In today’s world of high healthcare costs, short office visits, mid-level providers and impersonal service, a critical element that has disappeared is the time required for the patient and physician to discuss the patient’s medical condition at length. Listening, asking questions, following up with a physical examination and occasional testing are all critical to correctly diagnose a patient’s medical problems.
Time allows a physician to build the context within which the symptoms are placed. How long did they last? A week? A year? Are they increasing or staying the same? Does anything make the symptoms better or worse. The answers to these kinds of questions help to include or exclude different potential diagnoses as the cause of the patient’s symptoms.
There is no substitute for time. Checklists and boilerplate intake forms are impersonal and often confusing. Medical histories taken by less experienced personal are often too superficial to be useful. Other than the simplest medical problems, it’s impossible to diagnosis ailments with any degree of accuracy without time. Ample time for the patient and the physician to discuss the patient’s problems is an irreplaceable component of diagnostic medicine.
Understanding the Body as a Whole
Another critical aspect of accurate diagnosis and effective treatment is learning to view the body as a whole, interrelated unit. Symptoms from one area of the body may hold some significance to symptoms from other parts of the body which can get lost in the over-specialized type of medicine we see today. I look for all of the pieces to the diagnostic and treatment puzzle.
A frequent example is when a patient has heartburn, a tendency to urinate frequently and occasional lightheadedness when standing up quickly. These symptoms often result in referrals to a gastroenterologist, a urologist, and a cardiologist. As separate and distinct as these three symptoms may seem, they are all closely related and are commonly caused by a single, treatable condition.
In order to better understand how the body functions, I first focus on the autonomic nervous system (ANS). The autonomic nervous system is the portion of our brain that coordinates how our organs (heart, circulation, lungs, intestines, bladder, kidneys and liver) function, how intensely we react emotionally, how our hormones are regulated and how our immune system functions. Understanding if the autonomic system is functioning correctly is often the key to many medical puzzles.

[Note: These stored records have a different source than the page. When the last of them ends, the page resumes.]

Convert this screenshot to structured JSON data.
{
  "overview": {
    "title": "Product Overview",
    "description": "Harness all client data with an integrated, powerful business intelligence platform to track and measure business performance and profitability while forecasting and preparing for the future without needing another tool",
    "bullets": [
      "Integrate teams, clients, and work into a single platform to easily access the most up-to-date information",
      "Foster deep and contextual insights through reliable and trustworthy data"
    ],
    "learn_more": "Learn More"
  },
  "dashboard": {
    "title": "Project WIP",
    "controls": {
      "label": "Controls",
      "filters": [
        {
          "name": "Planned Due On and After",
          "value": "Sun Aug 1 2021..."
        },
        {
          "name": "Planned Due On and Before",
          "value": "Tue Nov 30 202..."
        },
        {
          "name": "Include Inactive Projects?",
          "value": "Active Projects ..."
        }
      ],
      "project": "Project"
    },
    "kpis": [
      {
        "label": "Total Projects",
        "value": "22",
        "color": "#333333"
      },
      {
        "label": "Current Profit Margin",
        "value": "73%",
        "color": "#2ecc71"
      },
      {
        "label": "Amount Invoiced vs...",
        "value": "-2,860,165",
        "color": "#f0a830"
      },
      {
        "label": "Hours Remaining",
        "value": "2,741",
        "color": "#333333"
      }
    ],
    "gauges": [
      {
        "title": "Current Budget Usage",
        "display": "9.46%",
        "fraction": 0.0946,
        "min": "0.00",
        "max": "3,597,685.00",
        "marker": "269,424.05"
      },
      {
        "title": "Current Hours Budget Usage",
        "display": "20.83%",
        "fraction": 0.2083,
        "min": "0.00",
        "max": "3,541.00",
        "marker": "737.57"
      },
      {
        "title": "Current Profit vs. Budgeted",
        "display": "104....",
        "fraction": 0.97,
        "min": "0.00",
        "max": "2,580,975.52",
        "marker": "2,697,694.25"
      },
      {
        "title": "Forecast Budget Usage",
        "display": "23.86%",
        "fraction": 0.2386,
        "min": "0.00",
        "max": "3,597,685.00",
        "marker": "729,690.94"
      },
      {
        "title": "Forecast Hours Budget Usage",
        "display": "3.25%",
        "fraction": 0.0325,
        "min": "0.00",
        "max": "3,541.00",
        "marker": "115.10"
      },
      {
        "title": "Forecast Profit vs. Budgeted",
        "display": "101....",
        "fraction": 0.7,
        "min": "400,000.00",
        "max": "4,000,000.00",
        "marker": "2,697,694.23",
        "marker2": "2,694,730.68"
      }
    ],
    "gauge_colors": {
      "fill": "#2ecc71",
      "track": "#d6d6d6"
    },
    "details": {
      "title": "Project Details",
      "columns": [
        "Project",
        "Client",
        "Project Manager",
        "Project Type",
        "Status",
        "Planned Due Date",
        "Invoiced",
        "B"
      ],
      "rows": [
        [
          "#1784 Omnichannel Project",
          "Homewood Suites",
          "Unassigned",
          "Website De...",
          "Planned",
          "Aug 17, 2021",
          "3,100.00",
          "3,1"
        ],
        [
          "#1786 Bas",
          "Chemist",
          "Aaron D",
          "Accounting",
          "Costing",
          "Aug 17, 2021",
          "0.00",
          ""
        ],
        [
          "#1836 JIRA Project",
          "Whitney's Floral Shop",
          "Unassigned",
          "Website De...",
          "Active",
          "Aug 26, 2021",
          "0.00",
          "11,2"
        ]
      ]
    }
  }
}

Autonomic Nervous System
The ANS is often referred to as the “automatic” nervous system in that its functions are not under voluntary control. And with such a major influence over the body, an imbalance in autonomic function is quit frequently a component of many chronic symptoms or illnesses. A good review of the autonomic nervous system as well as associated symptoms can be found here.
Over the last decade, I have developed particular expertise in monitoring and treating imbalances of the autonomic nervous system by using an advanced, FDA-approved technique called spectral analysis (see www.ans-hrv.com for more information, photo below). I have been fortunate to study autonomic testing and analysis in Lisbon, Portugal at one of the top autonomic training programs in the world.
This program is sponsored by the European Federation of Autonomic Societies and is lead by some of the world’s top experts in autonomic conditions that lead to heartburn, fatigue, headaches and bladder dysfunction.
Spectral analysis is as simple as having a few electrodes on your chest (similar to an EKG) and blood pressure cuff on your arm; it takes only fifteen minutes while sitting in a chair. There are no uncomfortable shocks or painful needles.
Simply put, spectral analysis accurately evaluates the health of your autonomic nervous system by measuring how well the different components function under different conditions. Imbalance of your autonomic nervous system makes it difficult for your body to adapt to the wide array of physical and emotional stressors you encounter on a day-to-day basis.
Whether you are become overheated by the sun, overweight from excessive carbohydrate consumption, psychologically stressed from work pressures or weakened by an infection, a healthy and well-balanced autonomic nervous system is required to allow your body to compensate for these stressors.
And surprisingly, damage to the brain can occur from either physical or emotional trauma (i.e. dying of a broken heart), excessive nutrient consumptions (overnutrition), LPS leakage from bacterial overgrowth (small intestinal bacterial overgrowth or SIBO), omega-3 fatty acid deficiency, metabolic inflammation or toxin exposure (chronic alcoholism, heavy metal exposure, pollutants) and can lead to imbalance or permanent damage to the autonomic nervous system.
Symptoms and Illnesses Associated with Autonomic Nervous System Imbalance
The Autonomic Nervous System has 2 main components known as the Sympathetic (S) and Parasympathetic (P) Nervous Systems. Think of these as a right and left hand that work together in unison. Research has demonstrated for many years that autonomic nervous system balance between the S and P arms is required for the maintenance of overall health. Autonomic Nervous System imbalance tends to destabilize a patient’s response to disease or illness, making it difficult to fully or quickly recover. Over time, the imbalance itself will often lead to overt symptoms.
Symptoms and Illnesses Associated with Autonomic Nervous System Imbalance
Autonomic imbalance is commonly a result of excessive sympathetic input (i.e., sympathetic dominance) and inadequate parasympathetic input.
Many people who feel “normal” often live with the subtle effects of autonomic imbalance while many others have severe imbalance to such a degree that it causes significant symptoms on a daily basis. Common symptoms associated with autonomic nervous system imbalance are:
If you have any of these symptoms, the chances are your autonomic system is out of balance and is not operating correctly.
Additionally, this form of autonomic imbalance is now understood to be one of the earliest mechanisms that triggers a the pathological cascade resulting to a wide variety of teh common medication listed below.
Diagnosing and treating the underlying imbalance in addition to certain changes in diet and nutritional supplements changes will dramatically improve and even completely reverse these conditions.
Treatment of Autonomic Nervous System Imbalance
Treatment involves determining the type and degree of autonomic imbalance and utilizing certain treatment modalities (exercise, nutrition, medications) to restore the balance at the level of the hypothalamus.
For many individuals, treatment is required for only 3-6 months and can be tapered off leaving the ANS in balance while other individuals, especially those with severe symptoms initially, may require chronic therapy to maintain autonomic balance.
After the system is rebalanced, patients (or their family members) often will often report marked improvement of not only the targeted symptom or condition but also of a wide variety of subtle symptoms initially thought to be either “normal for someone of their age” or so unimportant they were not worth mentioning.